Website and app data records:
=== Begin Enclosure ===

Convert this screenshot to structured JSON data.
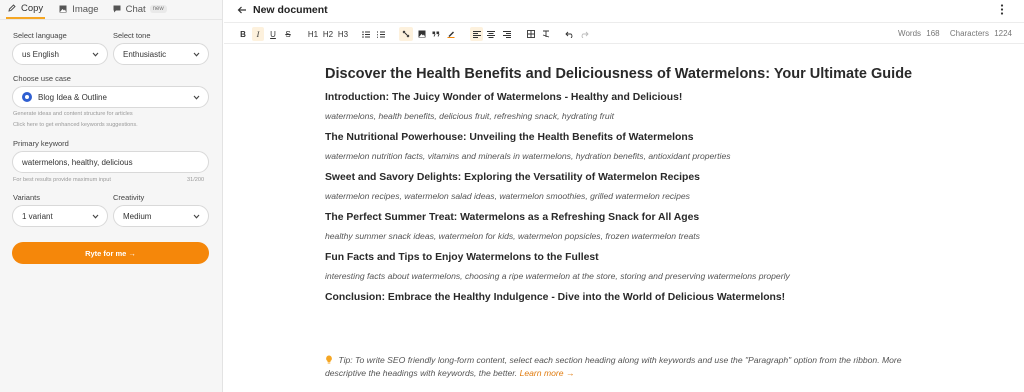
{
  "tabs": [
    {
      "label": "Copy",
      "icon": "pen-icon"
    },
    {
      "label": "Image",
      "icon": "image-icon"
    },
    {
      "label": "Chat",
      "icon": "chat-icon",
      "badge": "new"
    }
  ],
  "form": {
    "language_label": "Select language",
    "language_value": "us English",
    "tone_label": "Select tone",
    "tone_value": "Enthusiastic",
    "use_case_label": "Choose use case",
    "use_case_value": "Blog Idea & Outline",
    "use_case_hint1": "Generate ideas and content structure for articles",
    "use_case_hint2": "Click here to get enhanced keywords suggestions.",
    "keyword_label": "Primary keyword",
    "keyword_value": "watermelons, healthy, delicious",
    "keyword_hint": "For best results provide maximum input",
    "keyword_count": "31/200",
    "variants_label": "Variants",
    "variants_value": "1 variant",
    "creativity_label": "Creativity",
    "creativity_value": "Medium",
    "submit_label": "Ryte for me →"
  },
  "editor": {
    "title": "New document",
    "toolbar": {
      "bold": "B",
      "italic": "I",
      "underline": "U",
      "strike": "S",
      "h1": "H1",
      "h2": "H2",
      "h3": "H3"
    },
    "words_label": "Words",
    "words_value": "168",
    "chars_label": "Characters",
    "chars_value": "1224"
  },
  "document": {
    "title": "Discover the Health Benefits and Deliciousness of Watermelons: Your Ultimate Guide",
    "sections": [
      {
        "heading": "Introduction: The Juicy Wonder of Watermelons - Healthy and Delicious!",
        "keywords": "watermelons, health benefits, delicious fruit, refreshing snack, hydrating fruit"
      },
      {
        "heading": "The Nutritional Powerhouse: Unveiling the Health Benefits of Watermelons",
        "keywords": "watermelon nutrition facts, vitamins and minerals in watermelons, hydration benefits, antioxidant properties"
      },
      {
        "heading": "Sweet and Savory Delights: Exploring the Versatility of Watermelon Recipes",
        "keywords": "watermelon recipes, watermelon salad ideas, watermelon smoothies, grilled watermelon recipes"
      },
      {
        "heading": "The Perfect Summer Treat: Watermelons as a Refreshing Snack for All Ages",
        "keywords": "healthy summer snack ideas, watermelon for kids, watermelon popsicles, frozen watermelon treats"
      },
      {
        "heading": "Fun Facts and Tips to Enjoy Watermelons to the Fullest",
        "keywords": "interesting facts about watermelons, choosing a ripe watermelon at the store, storing and preserving watermelons properly"
      },
      {
        "heading": "Conclusion: Embrace the Healthy Indulgence - Dive into the World of Delicious Watermelons!",
        "keywords": ""
      }
    ],
    "tip_text": "Tip: To write SEO friendly long-form content, select each section heading along with keywords and use the \"Paragraph\" option from the ribbon. More descriptive the headings with keywords, the better.",
    "tip_link": "Learn more →"
  },
  "colors": {
    "accent": "#f5870a",
    "use_case_icon": "#2f5fd1"
  }
}
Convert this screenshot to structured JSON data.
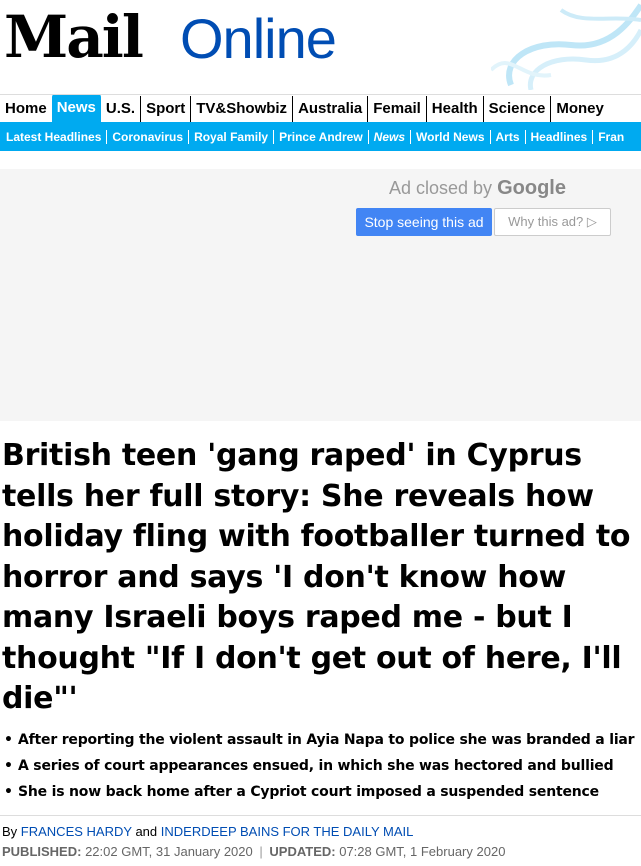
{
  "masthead": {
    "logo_mail": "Mail",
    "logo_online": "Online"
  },
  "nav": {
    "main": [
      "Home",
      "News",
      "U.S.",
      "Sport",
      "TV&Showbiz",
      "Australia",
      "Femail",
      "Health",
      "Science",
      "Money"
    ],
    "active": "News",
    "sub": [
      "Latest Headlines",
      "Coronavirus",
      "Royal Family",
      "Prince Andrew",
      "News",
      "World News",
      "Arts",
      "Headlines",
      "Fran"
    ]
  },
  "ad": {
    "closed_prefix": "Ad closed by",
    "closed_brand": "Google",
    "stop_label": "Stop seeing this ad",
    "why_label": "Why this ad?"
  },
  "article": {
    "headline": "British teen 'gang raped' in Cyprus tells her full story: She reveals how holiday fling with footballer turned to horror and says 'I don't know how many Israeli boys raped me - but I thought \"If I don't get out of here, I'll die\"'",
    "bullets": [
      "After reporting the violent assault in Ayia Napa to police she was branded a liar",
      "A series of court appearances ensued, in which she was hectored and bullied",
      "She is now back home after a Cypriot court imposed a suspended sentence"
    ],
    "byline_prefix": "By",
    "author1": "FRANCES HARDY",
    "byline_and": "and",
    "author2": "INDERDEEP BAINS FOR THE DAILY MAIL",
    "published_label": "PUBLISHED:",
    "published_value": "22:02 GMT, 31 January 2020",
    "updated_label": "UPDATED:",
    "updated_value": "07:28 GMT, 1 February 2020"
  },
  "colors": {
    "accent": "#00aaf0",
    "brand_blue": "#004db3",
    "google_blue": "#4285f4"
  }
}
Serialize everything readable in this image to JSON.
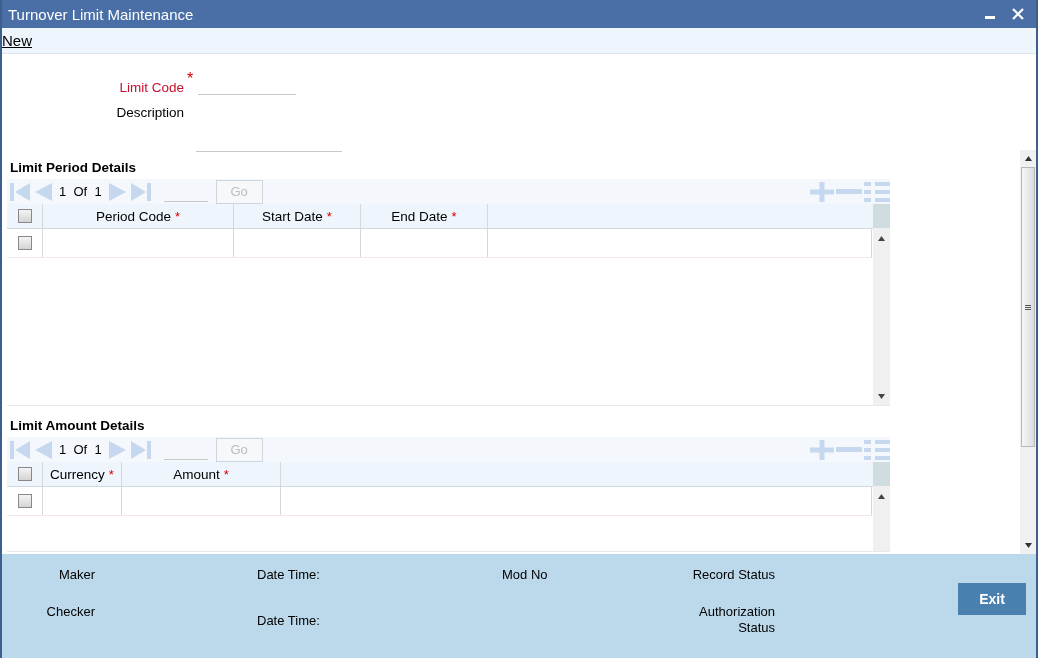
{
  "window": {
    "title": "Turnover Limit Maintenance"
  },
  "menu": [
    {
      "label": "New"
    }
  ],
  "form": {
    "limit_code": {
      "label": "Limit Code",
      "required_mark": "*"
    },
    "description": {
      "label": "Description"
    }
  },
  "grids": [
    {
      "title": "Limit Period Details",
      "pager": {
        "page": "1",
        "of": "Of",
        "total": "1",
        "go": "Go",
        "go_disabled": true
      },
      "header_checked": false,
      "columns": [
        {
          "label": "Period Code",
          "required_mark": "*"
        },
        {
          "label": "Start Date",
          "required_mark": "*"
        },
        {
          "label": "End Date",
          "required_mark": "*"
        }
      ],
      "rows": [
        {
          "checked": false
        }
      ]
    },
    {
      "title": "Limit Amount Details",
      "pager": {
        "page": "1",
        "of": "Of",
        "total": "1",
        "go": "Go",
        "go_disabled": true
      },
      "header_checked": false,
      "columns": [
        {
          "label": "Currency",
          "required_mark": "*"
        },
        {
          "label": "Amount",
          "required_mark": "*"
        }
      ],
      "rows": [
        {
          "checked": false
        }
      ]
    }
  ],
  "footer": {
    "maker": "Maker",
    "maker_date": "Date Time:",
    "mod_no": "Mod No",
    "record_status": "Record Status",
    "checker": "Checker",
    "checker_date": "Date Time:",
    "authorization_status": "Authorization Status",
    "exit": "Exit"
  }
}
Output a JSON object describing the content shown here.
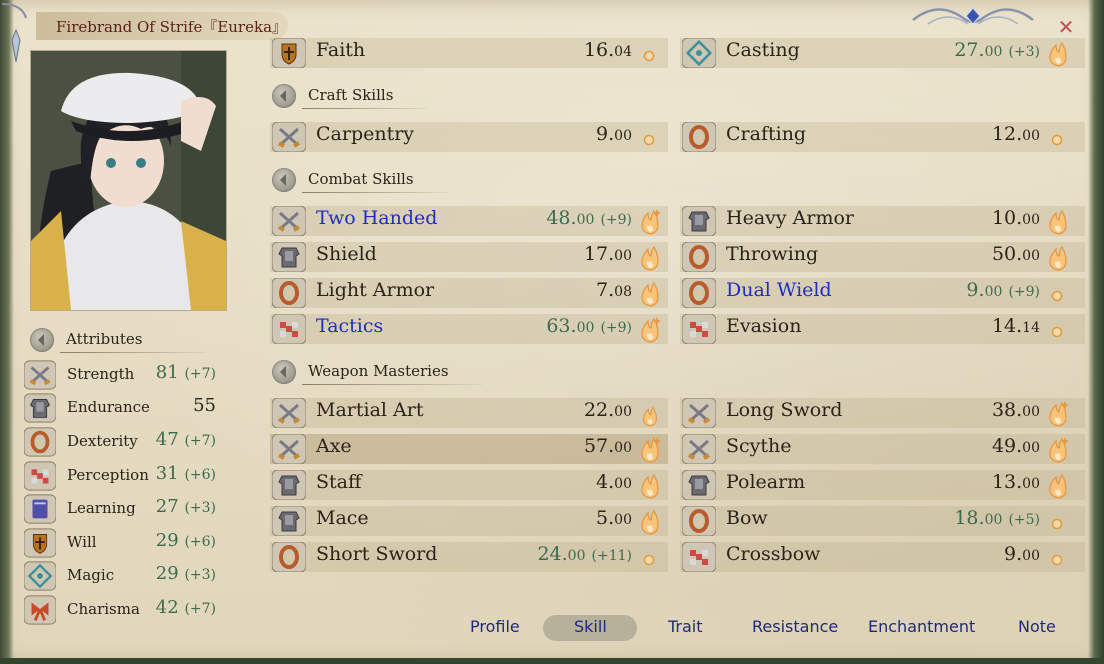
{
  "window": {
    "title": "Firebrand Of Strife『Eureka』",
    "close_glyph": "✕"
  },
  "attributes": {
    "header": "Attributes",
    "items": [
      {
        "label": "Strength",
        "value": "81",
        "bonus": "(+7)",
        "icon": "crossed-swords-icon",
        "icon_color": "#c58a3a"
      },
      {
        "label": "Endurance",
        "value": "55",
        "bonus": "",
        "icon": "armor-icon",
        "icon_color": "#8a8a8a"
      },
      {
        "label": "Dexterity",
        "value": "47",
        "bonus": "(+7)",
        "icon": "ring-icon",
        "icon_color": "#b85c2a"
      },
      {
        "label": "Perception",
        "value": "31",
        "bonus": "(+6)",
        "icon": "dots-icon",
        "icon_color": "#d04848"
      },
      {
        "label": "Learning",
        "value": "27",
        "bonus": "(+3)",
        "icon": "book-icon",
        "icon_color": "#5050a8"
      },
      {
        "label": "Will",
        "value": "29",
        "bonus": "(+6)",
        "icon": "shield-icon",
        "icon_color": "#b8741e"
      },
      {
        "label": "Magic",
        "value": "29",
        "bonus": "(+3)",
        "icon": "rune-icon",
        "icon_color": "#3f8f9a"
      },
      {
        "label": "Charisma",
        "value": "42",
        "bonus": "(+7)",
        "icon": "ribbon-icon",
        "icon_color": "#c84a2a"
      }
    ]
  },
  "top_skills": [
    {
      "name": "Faith",
      "value": "16.",
      "dec": "04",
      "bonus": "",
      "green": false,
      "blue": false,
      "potential": "small",
      "icon": "shield-icon",
      "icon_color": "#b8741e"
    },
    {
      "name": "Casting",
      "value": "27.",
      "dec": "00",
      "bonus": "(+3)",
      "green": true,
      "blue": false,
      "potential": "flame",
      "icon": "rune-icon",
      "icon_color": "#3f8f9a"
    }
  ],
  "craft_skills": {
    "header": "Craft Skills",
    "items": [
      {
        "name": "Carpentry",
        "value": "9.",
        "dec": "00",
        "bonus": "",
        "green": false,
        "blue": false,
        "potential": "small",
        "icon": "crossed-swords-icon",
        "icon_color": "#c58a3a"
      },
      {
        "name": "Crafting",
        "value": "12.",
        "dec": "00",
        "bonus": "",
        "green": false,
        "blue": false,
        "potential": "small",
        "icon": "ring-icon",
        "icon_color": "#b85c2a"
      }
    ]
  },
  "combat_skills": {
    "header": "Combat Skills",
    "items": [
      {
        "name": "Two Handed",
        "value": "48.",
        "dec": "00",
        "bonus": "(+9)",
        "green": true,
        "blue": true,
        "potential": "flame-plus",
        "icon": "crossed-swords-icon",
        "icon_color": "#c58a3a"
      },
      {
        "name": "Heavy Armor",
        "value": "10.",
        "dec": "00",
        "bonus": "",
        "green": false,
        "blue": false,
        "potential": "flame",
        "icon": "armor-icon",
        "icon_color": "#8a8a8a"
      },
      {
        "name": "Shield",
        "value": "17.",
        "dec": "00",
        "bonus": "",
        "green": false,
        "blue": false,
        "potential": "flame",
        "icon": "armor-icon",
        "icon_color": "#8a8a8a"
      },
      {
        "name": "Throwing",
        "value": "50.",
        "dec": "00",
        "bonus": "",
        "green": false,
        "blue": false,
        "potential": "flame",
        "icon": "ring-icon",
        "icon_color": "#b85c2a"
      },
      {
        "name": "Light Armor",
        "value": "7.",
        "dec": "08",
        "bonus": "",
        "green": false,
        "blue": false,
        "potential": "flame",
        "icon": "ring-icon",
        "icon_color": "#b85c2a"
      },
      {
        "name": "Dual Wield",
        "value": "9.",
        "dec": "00",
        "bonus": "(+9)",
        "green": true,
        "blue": true,
        "potential": "small",
        "icon": "ring-icon",
        "icon_color": "#b85c2a"
      },
      {
        "name": "Tactics",
        "value": "63.",
        "dec": "00",
        "bonus": "(+9)",
        "green": true,
        "blue": true,
        "potential": "flame-plus",
        "icon": "dots-icon",
        "icon_color": "#d04848"
      },
      {
        "name": "Evasion",
        "value": "14.",
        "dec": "14",
        "bonus": "",
        "green": false,
        "blue": false,
        "potential": "small",
        "icon": "dots-icon",
        "icon_color": "#d04848"
      }
    ]
  },
  "weapon_masteries": {
    "header": "Weapon Masteries",
    "items": [
      {
        "name": "Martial Art",
        "value": "22.",
        "dec": "00",
        "bonus": "",
        "green": false,
        "blue": false,
        "potential": "flame-small",
        "icon": "crossed-swords-icon",
        "icon_color": "#c58a3a"
      },
      {
        "name": "Long Sword",
        "value": "38.",
        "dec": "00",
        "bonus": "",
        "green": false,
        "blue": false,
        "potential": "flame-plus",
        "icon": "crossed-swords-icon",
        "icon_color": "#c58a3a"
      },
      {
        "name": "Axe",
        "value": "57.",
        "dec": "00",
        "bonus": "",
        "green": false,
        "blue": false,
        "potential": "flame-plus",
        "icon": "crossed-swords-icon",
        "icon_color": "#c58a3a"
      },
      {
        "name": "Scythe",
        "value": "49.",
        "dec": "00",
        "bonus": "",
        "green": false,
        "blue": false,
        "potential": "flame-plus",
        "icon": "crossed-swords-icon",
        "icon_color": "#c58a3a"
      },
      {
        "name": "Staff",
        "value": "4.",
        "dec": "00",
        "bonus": "",
        "green": false,
        "blue": false,
        "potential": "flame",
        "icon": "armor-icon",
        "icon_color": "#8a8a8a"
      },
      {
        "name": "Polearm",
        "value": "13.",
        "dec": "00",
        "bonus": "",
        "green": false,
        "blue": false,
        "potential": "flame",
        "icon": "armor-icon",
        "icon_color": "#8a8a8a"
      },
      {
        "name": "Mace",
        "value": "5.",
        "dec": "00",
        "bonus": "",
        "green": false,
        "blue": false,
        "potential": "flame",
        "icon": "armor-icon",
        "icon_color": "#8a8a8a"
      },
      {
        "name": "Bow",
        "value": "18.",
        "dec": "00",
        "bonus": "(+5)",
        "green": true,
        "blue": false,
        "potential": "small",
        "icon": "ring-icon",
        "icon_color": "#b85c2a"
      },
      {
        "name": "Short Sword",
        "value": "24.",
        "dec": "00",
        "bonus": "(+11)",
        "green": true,
        "blue": false,
        "potential": "small",
        "icon": "ring-icon",
        "icon_color": "#b85c2a"
      },
      {
        "name": "Crossbow",
        "value": "9.",
        "dec": "00",
        "bonus": "",
        "green": false,
        "blue": false,
        "potential": "small",
        "icon": "dots-icon",
        "icon_color": "#d04848"
      }
    ]
  },
  "tabs": [
    {
      "label": "Profile",
      "active": false
    },
    {
      "label": "Skill",
      "active": true
    },
    {
      "label": "Trait",
      "active": false
    },
    {
      "label": "Resistance",
      "active": false
    },
    {
      "label": "Enchantment",
      "active": false
    },
    {
      "label": "Note",
      "active": false
    }
  ],
  "colors": {
    "name_blue": "#1d2ec0",
    "value_green": "#3d6b4f",
    "title_red": "#5a1f16",
    "tab_blue": "#1e2a7a"
  }
}
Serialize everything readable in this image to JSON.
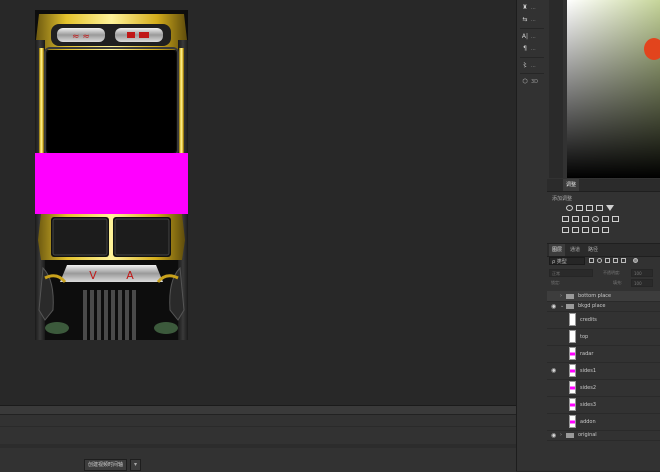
{
  "timeline": {
    "create_button": "创建视频时间轴"
  },
  "toolstrip": {
    "tools": [
      {
        "icon": "brush-preset-icon",
        "glyph": "♜",
        "label": "..."
      },
      {
        "icon": "clone-source-icon",
        "glyph": "⇆",
        "label": "..."
      },
      {
        "icon": "character-icon",
        "glyph": "A|",
        "label": "..."
      },
      {
        "icon": "paragraph-icon",
        "glyph": "¶",
        "label": "..."
      },
      {
        "icon": "glyph-icon",
        "glyph": "〻",
        "label": "..."
      },
      {
        "icon": "3d-icon",
        "glyph": "⬡",
        "label": "3D"
      }
    ]
  },
  "adjustments": {
    "tabs": [
      "",
      "调整"
    ],
    "add_label": "添加调整"
  },
  "layers_panel": {
    "tabs": [
      "图层",
      "通道",
      "路径"
    ],
    "kind_label": "ρ 类型",
    "blend_mode": "正常",
    "opacity_label": "不透明度:",
    "opacity_value": "100",
    "lock_label": "锁定:",
    "fill_label": "填充:",
    "fill_value": "100",
    "layers": [
      {
        "name": "bottom place",
        "type": "folder",
        "visible": false,
        "selected": true
      },
      {
        "name": "bkgd place",
        "type": "folder",
        "visible": true,
        "selected": false
      },
      {
        "name": "credits",
        "type": "layer",
        "visible": false,
        "thumb": "white"
      },
      {
        "name": "top",
        "type": "layer",
        "visible": false,
        "thumb": "white"
      },
      {
        "name": "radar",
        "type": "layer",
        "visible": false,
        "thumb": "pink"
      },
      {
        "name": "sides1",
        "type": "layer",
        "visible": true,
        "thumb": "pink"
      },
      {
        "name": "sides2",
        "type": "layer",
        "visible": false,
        "thumb": "pink"
      },
      {
        "name": "sides3",
        "type": "layer",
        "visible": false,
        "thumb": "pink"
      },
      {
        "name": "addon",
        "type": "layer",
        "visible": false,
        "thumb": "pink"
      },
      {
        "name": "original",
        "type": "folder",
        "visible": true,
        "selected": false
      }
    ]
  },
  "colors": {
    "magenta": "#ff00ff",
    "gold": "#c9a21c",
    "chrome": "#b9b9b9",
    "logo_red": "#e2441d"
  }
}
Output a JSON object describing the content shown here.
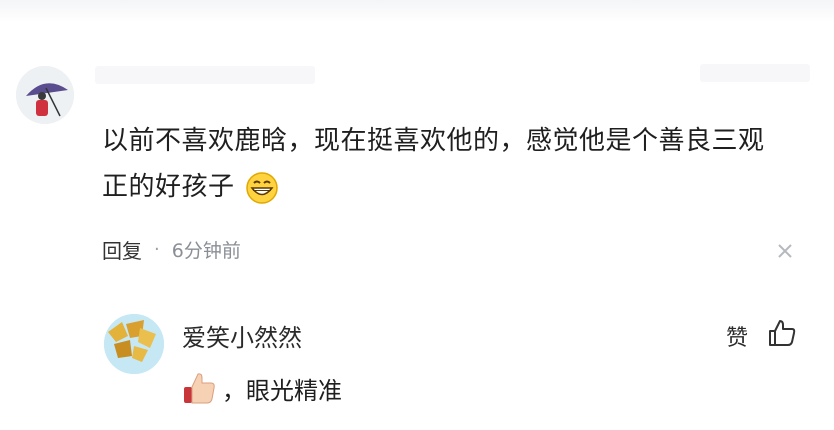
{
  "comment": {
    "avatar_icon": "user-avatar-umbrella",
    "text_line1": "以前不喜欢鹿晗，现在挺喜欢他的，感觉他是个善良三观",
    "text_line2": "正的好孩子",
    "emoji": "grinning-face-emoji",
    "reply_label": "回复",
    "separator": "·",
    "time": "6分钟前",
    "close_icon": "close-icon"
  },
  "reply": {
    "avatar_icon": "user-avatar-leaves",
    "username": "爱笑小然然",
    "like_label": "赞",
    "like_icon": "thumbs-up-outline-icon",
    "emoji": "thumbs-up-emoji",
    "text": "，眼光精准"
  },
  "colors": {
    "text": "#1f1f1f",
    "meta": "#8a8f96",
    "background": "#ffffff"
  }
}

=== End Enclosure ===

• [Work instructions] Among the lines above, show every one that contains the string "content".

• [Answer to this task]
    "use_case_hint1": "Generate ideas and content structure for articles",
    "tip_text": "Tip: To write SEO friendly long-form content, select each section heading along with keywords and use the \"Paragraph\" option from the ribbon. More descriptive the headings with keywords, the better.",
Output a JSON object describing the content shown here.
Output a JSON object describing the content shown here.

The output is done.